» **Aim of the exercise**: Please copy each line of the records below that holds the word "anzeigen".

= Beginning of Section =

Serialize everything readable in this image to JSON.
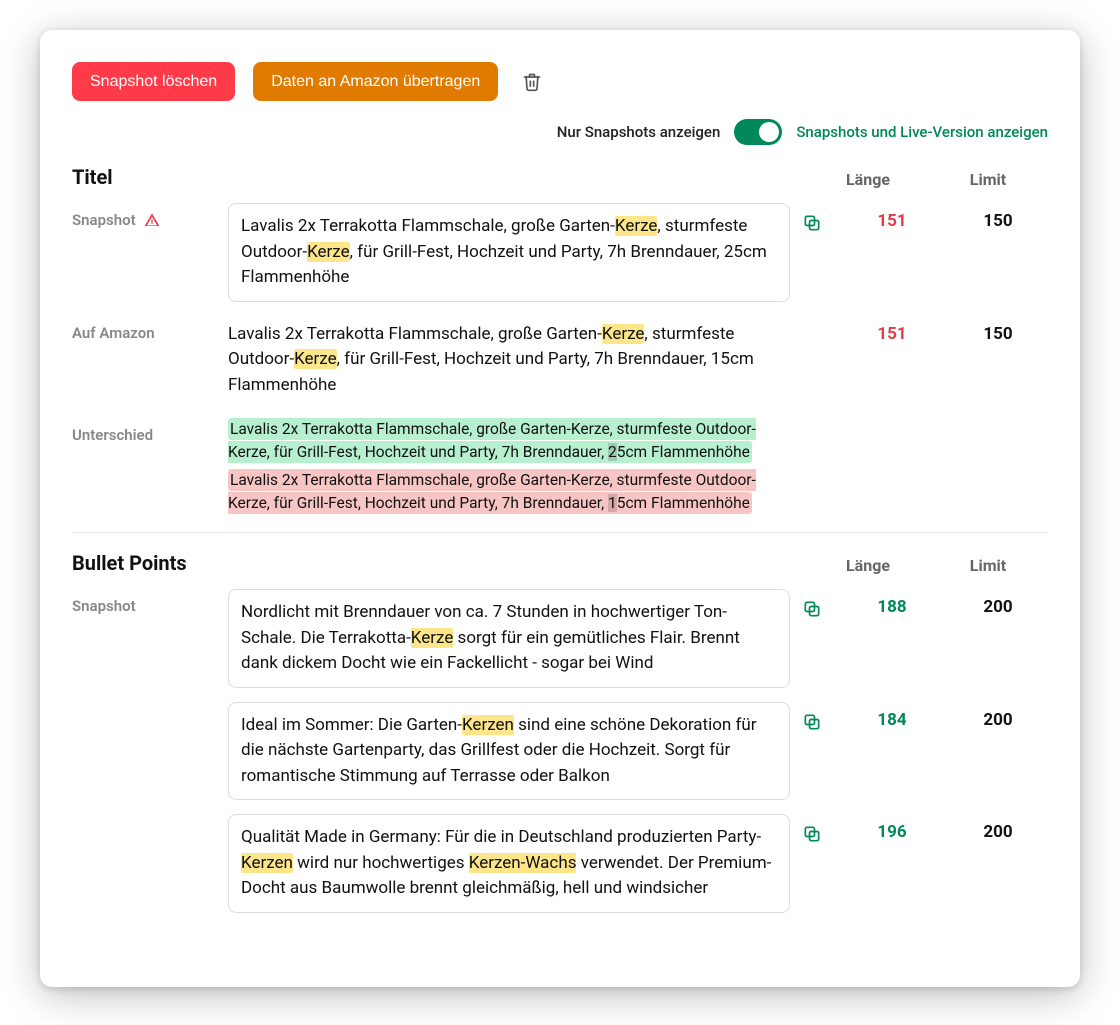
{
  "actions": {
    "delete_snapshot": "Snapshot löschen",
    "transfer_amazon": "Daten an Amazon übertragen"
  },
  "toggle": {
    "left": "Nur Snapshots anzeigen",
    "right": "Snapshots und Live-Version anzeigen",
    "state": "right"
  },
  "columns": {
    "length": "Länge",
    "limit": "Limit"
  },
  "labels": {
    "snapshot": "Snapshot",
    "on_amazon": "Auf Amazon",
    "difference": "Unterschied"
  },
  "titleSection": {
    "heading": "Titel",
    "snapshot": {
      "text_segments": [
        {
          "t": "Lavalis 2x Terrakotta Flammschale, große Garten-",
          "hl": false
        },
        {
          "t": "Kerze",
          "hl": true
        },
        {
          "t": ", sturmfeste Outdoor-",
          "hl": false
        },
        {
          "t": "Kerze",
          "hl": true
        },
        {
          "t": ", für Grill-Fest, Hochzeit und Party, 7h Brenndauer, 25cm Flammenhöhe",
          "hl": false
        }
      ],
      "length": "151",
      "limit": "150",
      "length_status": "over",
      "warning": true
    },
    "amazon": {
      "text_segments": [
        {
          "t": "Lavalis 2x Terrakotta Flammschale, große Garten-",
          "hl": false
        },
        {
          "t": "Kerze",
          "hl": true
        },
        {
          "t": ", sturmfeste Outdoor-",
          "hl": false
        },
        {
          "t": "Kerze",
          "hl": true
        },
        {
          "t": ", für Grill-Fest, Hochzeit und Party, 7h Brenndauer, 15cm Flammenhöhe",
          "hl": false
        }
      ],
      "length": "151",
      "limit": "150",
      "length_status": "over"
    },
    "diff": {
      "added": {
        "prefix": "Lavalis 2x Terrakotta Flammschale, große Garten-Kerze, sturmfeste Outdoor-Kerze, für Grill-Fest, Hochzeit und Party, 7h Brenndauer, ",
        "char": "2",
        "suffix": "5cm Flammenhöhe"
      },
      "removed": {
        "prefix": "Lavalis 2x Terrakotta Flammschale, große Garten-Kerze, sturmfeste Outdoor-Kerze, für Grill-Fest, Hochzeit und Party, 7h Brenndauer, ",
        "char": "1",
        "suffix": "5cm Flammenhöhe"
      }
    }
  },
  "bulletSection": {
    "heading": "Bullet Points",
    "items": [
      {
        "text_segments": [
          {
            "t": "Nordlicht mit Brenndauer von ca. 7 Stunden in hochwertiger Ton-Schale. Die Terrakotta-",
            "hl": false
          },
          {
            "t": "Kerze",
            "hl": true
          },
          {
            "t": " sorgt für ein gemütliches Flair. Brennt dank dickem Docht wie ein Fackellicht - sogar bei Wind",
            "hl": false
          }
        ],
        "length": "188",
        "limit": "200",
        "length_status": "ok"
      },
      {
        "text_segments": [
          {
            "t": "Ideal im Sommer: Die Garten-",
            "hl": false
          },
          {
            "t": "Kerzen",
            "hl": true
          },
          {
            "t": " sind eine schöne Dekoration für die nächste Gartenparty, das Grillfest oder die Hochzeit. Sorgt für romantische Stimmung auf Terrasse oder Balkon",
            "hl": false
          }
        ],
        "length": "184",
        "limit": "200",
        "length_status": "ok"
      },
      {
        "text_segments": [
          {
            "t": "Qualität Made in Germany: Für die in Deutschland produzierten Party-",
            "hl": false
          },
          {
            "t": "Kerzen",
            "hl": true
          },
          {
            "t": " wird nur hochwertiges ",
            "hl": false
          },
          {
            "t": "Kerzen-Wachs",
            "hl": true
          },
          {
            "t": " verwendet. Der Premium-Docht aus Baumwolle brennt gleichmäßig, hell und windsicher",
            "hl": false
          }
        ],
        "length": "196",
        "limit": "200",
        "length_status": "ok"
      }
    ]
  }
}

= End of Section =

» **Your response**:
    "left": "Nur Snapshots anzeigen",
    "right": "Snapshots und Live-Version anzeigen",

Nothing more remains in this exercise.